The partnership consists of:

Arrels logó Arrels ('Roots'), an NGO devoted to serve homeless people in Barcelona since 1987, is an entity where everybody collaborates. Homeless people provide knowledge through their experience and critical view, the volunteers team makes it possible to rebuild bonds with the most vulnerable people and the professionals add their technical skills and the continuity of the processes.
BMSZKI logó The Budapest Methodological Centre of Social Policy and Its Institutions ('BMSZKI'), which is the largest provider of services for homeless people in Budapest and offers a wide range of services, as well training courses for staff.
Menhely Alapítvány logó Menhely Alapítvány ('Shelter Foundation') provides wide range of social assistance to homeless people in Budapest and fosters cooperation among various units of society since 1989. They also operate the 'Fedél Nélkül' ('Whithout Roof') street paper with art works.
Platform for social housing Platforma pro Sociální Bydlení ('The Czech Platform for Social Housing') is an umbrella organisation that unites 79 members - service providers, experts in thefield of social housing and people in housing need, advocating for a Social Housing Bill that would end homelessness in the Czech Republic. One of the members of the Platform, IQ Roma servis has specific experience and training in housing stability support services based on Housing first principles.

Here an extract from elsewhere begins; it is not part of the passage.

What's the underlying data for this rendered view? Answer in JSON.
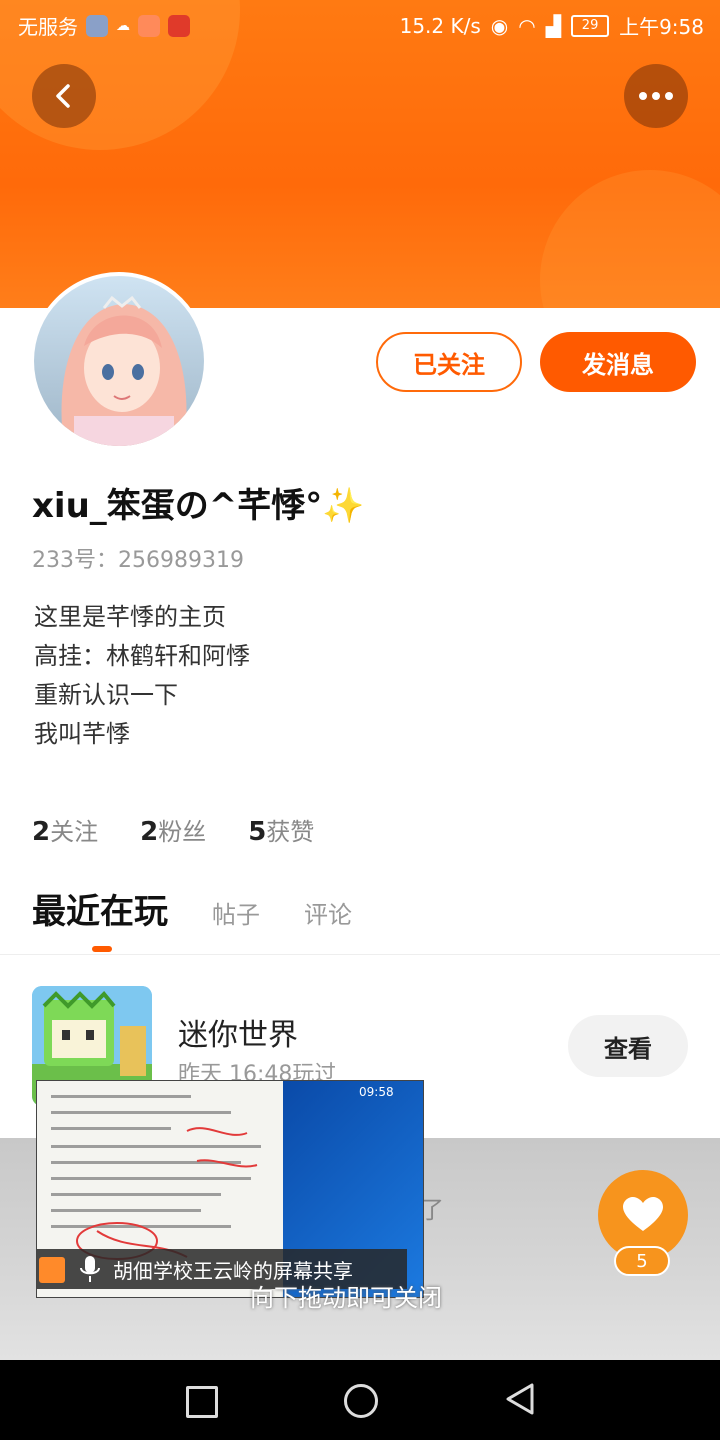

St. Mungo’s logó St. Mungo’s provides safe places to live and help people recover from the issues that create homelessness since 1969. The Learning and Development Team are expert at training staff and volunteers in a wide range of skills to ensure that the services for people who are homeless are second to none. All their training is delivered by experienced practitioners who bring their practical knowledge to the courses they run.
Vvary logó V va Ry ('No Fixed Abode') was founded by homeless people themselves 30 years ago. The organization aims to influence Finnish housing policies to get rid of shelters and make it possible for everyone to live in his or her own apartment. They have a long history of participation and peer support work done by homeless people – the first ten years they ran completely on a voluntary basis, and the first person to be employed was a former homeless man.